(THE DATA)

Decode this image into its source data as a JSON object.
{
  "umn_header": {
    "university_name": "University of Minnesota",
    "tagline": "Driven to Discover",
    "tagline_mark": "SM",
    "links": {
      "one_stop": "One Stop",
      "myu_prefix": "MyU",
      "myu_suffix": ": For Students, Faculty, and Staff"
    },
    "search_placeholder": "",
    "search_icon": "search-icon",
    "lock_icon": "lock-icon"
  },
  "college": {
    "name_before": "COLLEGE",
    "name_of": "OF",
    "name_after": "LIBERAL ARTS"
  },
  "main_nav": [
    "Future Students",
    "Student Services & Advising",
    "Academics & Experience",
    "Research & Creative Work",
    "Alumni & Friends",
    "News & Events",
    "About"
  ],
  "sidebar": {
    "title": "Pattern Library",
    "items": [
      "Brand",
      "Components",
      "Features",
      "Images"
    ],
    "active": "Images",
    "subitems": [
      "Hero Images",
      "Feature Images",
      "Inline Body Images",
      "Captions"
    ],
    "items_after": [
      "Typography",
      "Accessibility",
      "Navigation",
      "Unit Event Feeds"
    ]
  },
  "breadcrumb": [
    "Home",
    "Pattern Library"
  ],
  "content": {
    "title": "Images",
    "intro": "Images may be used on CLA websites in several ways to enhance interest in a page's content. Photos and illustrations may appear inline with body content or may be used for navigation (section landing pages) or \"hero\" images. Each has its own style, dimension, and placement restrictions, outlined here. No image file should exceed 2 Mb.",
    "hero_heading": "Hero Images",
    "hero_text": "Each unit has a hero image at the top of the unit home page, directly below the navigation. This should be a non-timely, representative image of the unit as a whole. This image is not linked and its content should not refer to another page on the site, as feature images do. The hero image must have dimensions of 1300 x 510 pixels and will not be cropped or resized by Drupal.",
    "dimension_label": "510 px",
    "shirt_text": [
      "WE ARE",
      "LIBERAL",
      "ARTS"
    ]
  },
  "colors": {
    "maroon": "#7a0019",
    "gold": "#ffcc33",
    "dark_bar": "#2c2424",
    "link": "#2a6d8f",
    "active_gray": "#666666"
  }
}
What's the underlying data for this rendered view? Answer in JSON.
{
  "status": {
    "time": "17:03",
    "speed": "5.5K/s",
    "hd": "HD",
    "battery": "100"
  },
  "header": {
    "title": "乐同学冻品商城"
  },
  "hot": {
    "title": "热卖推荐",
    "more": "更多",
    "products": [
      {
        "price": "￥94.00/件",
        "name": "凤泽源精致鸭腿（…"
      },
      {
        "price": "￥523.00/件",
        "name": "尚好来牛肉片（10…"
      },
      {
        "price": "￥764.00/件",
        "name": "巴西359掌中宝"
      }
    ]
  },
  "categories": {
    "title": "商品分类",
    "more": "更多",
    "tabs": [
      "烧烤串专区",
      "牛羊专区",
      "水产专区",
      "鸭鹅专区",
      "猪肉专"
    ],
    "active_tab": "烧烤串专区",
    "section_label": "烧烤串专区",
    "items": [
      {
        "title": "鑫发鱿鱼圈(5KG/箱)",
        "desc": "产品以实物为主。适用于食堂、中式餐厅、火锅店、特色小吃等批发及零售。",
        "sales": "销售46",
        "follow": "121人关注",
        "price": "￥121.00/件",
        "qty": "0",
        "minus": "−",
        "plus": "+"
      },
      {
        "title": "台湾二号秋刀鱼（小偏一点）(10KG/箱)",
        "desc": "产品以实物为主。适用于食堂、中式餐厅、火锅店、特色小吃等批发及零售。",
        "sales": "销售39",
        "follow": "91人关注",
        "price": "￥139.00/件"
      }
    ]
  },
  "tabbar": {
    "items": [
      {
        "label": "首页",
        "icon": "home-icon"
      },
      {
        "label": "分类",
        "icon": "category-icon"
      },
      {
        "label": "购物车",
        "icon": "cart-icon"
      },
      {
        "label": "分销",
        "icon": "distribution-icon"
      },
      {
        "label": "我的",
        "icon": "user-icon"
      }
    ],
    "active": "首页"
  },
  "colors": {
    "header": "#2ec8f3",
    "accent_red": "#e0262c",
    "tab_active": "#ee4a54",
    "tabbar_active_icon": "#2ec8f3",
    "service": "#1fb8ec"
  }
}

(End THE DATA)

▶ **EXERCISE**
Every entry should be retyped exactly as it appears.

▶ **EXERCISE OUTPUT**
Decode this image into its source data as a JSON object.
{
  "umn_header": {
    "university_name": "University of Minnesota",
    "tagline": "Driven to Discover",
    "tagline_mark": "SM",
    "links": {
      "one_stop": "One Stop",
      "myu_prefix": "MyU",
      "myu_suffix": ": For Students, Faculty, and Staff"
    },
    "search_placeholder": "",
    "search_icon": "search-icon",
    "lock_icon": "lock-icon"
  },
  "college": {
    "name_before": "COLLEGE",
    "name_of": "OF",
    "name_after": "LIBERAL ARTS"
  },
  "main_nav": [
    "Future Students",
    "Student Services & Advising",
    "Academics & Experience",
    "Research & Creative Work",
    "Alumni & Friends",
    "News & Events",
    "About"
  ],
  "sidebar": {
    "title": "Pattern Library",
    "items": [
      "Brand",
      "Components",
      "Features",
      "Images"
    ],
    "active": "Images",
    "subitems": [
      "Hero Images",
      "Feature Images",
      "Inline Body Images",
      "Captions"
    ],
    "items_after": [
      "Typography",
      "Accessibility",
      "Navigation",
      "Unit Event Feeds"
    ]
  },
  "breadcrumb": [
    "Home",
    "Pattern Library"
  ],
  "content": {
    "title": "Images",
    "intro": "Images may be used on CLA websites in several ways to enhance interest in a page's content. Photos and illustrations may appear inline with body content or may be used for navigation (section landing pages) or \"hero\" images. Each has its own style, dimension, and placement restrictions, outlined here. No image file should exceed 2 Mb.",
    "hero_heading": "Hero Images",
    "hero_text": "Each unit has a hero image at the top of the unit home page, directly below the navigation. This should be a non-timely, representative image of the unit as a whole. This image is not linked and its content should not refer to another page on the site, as feature images do. The hero image must have dimensions of 1300 x 510 pixels and will not be cropped or resized by Drupal.",
    "dimension_label": "510 px",
    "shirt_text": [
      "WE ARE",
      "LIBERAL",
      "ARTS"
    ]
  },
  "colors": {
    "maroon": "#7a0019",
    "gold": "#ffcc33",
    "dark_bar": "#2c2424",
    "link": "#2a6d8f",
    "active_gray": "#666666"
  }
}
What's the underlying data for this rendered view? Answer in JSON.
{
  "status": {
    "time": "17:03",
    "speed": "5.5K/s",
    "hd": "HD",
    "battery": "100"
  },
  "header": {
    "title": "乐同学冻品商城"
  },
  "hot": {
    "title": "热卖推荐",
    "more": "更多",
    "products": [
      {
        "price": "￥94.00/件",
        "name": "凤泽源精致鸭腿（…"
      },
      {
        "price": "￥523.00/件",
        "name": "尚好来牛肉片（10…"
      },
      {
        "price": "￥764.00/件",
        "name": "巴西359掌中宝"
      }
    ]
  },
  "categories": {
    "title": "商品分类",
    "more": "更多",
    "tabs": [
      "烧烤串专区",
      "牛羊专区",
      "水产专区",
      "鸭鹅专区",
      "猪肉专"
    ],
    "active_tab": "烧烤串专区",
    "section_label": "烧烤串专区",
    "items": [
      {
        "title": "鑫发鱿鱼圈(5KG/箱)",
        "desc": "产品以实物为主。适用于食堂、中式餐厅、火锅店、特色小吃等批发及零售。",
        "sales": "销售46",
        "follow": "121人关注",
        "price": "￥121.00/件",
        "qty": "0",
        "minus": "−",
        "plus": "+"
      },
      {
        "title": "台湾二号秋刀鱼（小偏一点）(10KG/箱)",
        "desc": "产品以实物为主。适用于食堂、中式餐厅、火锅店、特色小吃等批发及零售。",
        "sales": "销售39",
        "follow": "91人关注",
        "price": "￥139.00/件"
      }
    ]
  },
  "tabbar": {
    "items": [
      {
        "label": "首页",
        "icon": "home-icon"
      },
      {
        "label": "分类",
        "icon": "category-icon"
      },
      {
        "label": "购物车",
        "icon": "cart-icon"
      },
      {
        "label": "分销",
        "icon": "distribution-icon"
      },
      {
        "label": "我的",
        "icon": "user-icon"
      }
    ],
    "active": "首页"
  },
  "colors": {
    "header": "#2ec8f3",
    "accent_red": "#e0262c",
    "tab_active": "#ee4a54",
    "tabbar_active_icon": "#2ec8f3",
    "service": "#1fb8ec"
  }
}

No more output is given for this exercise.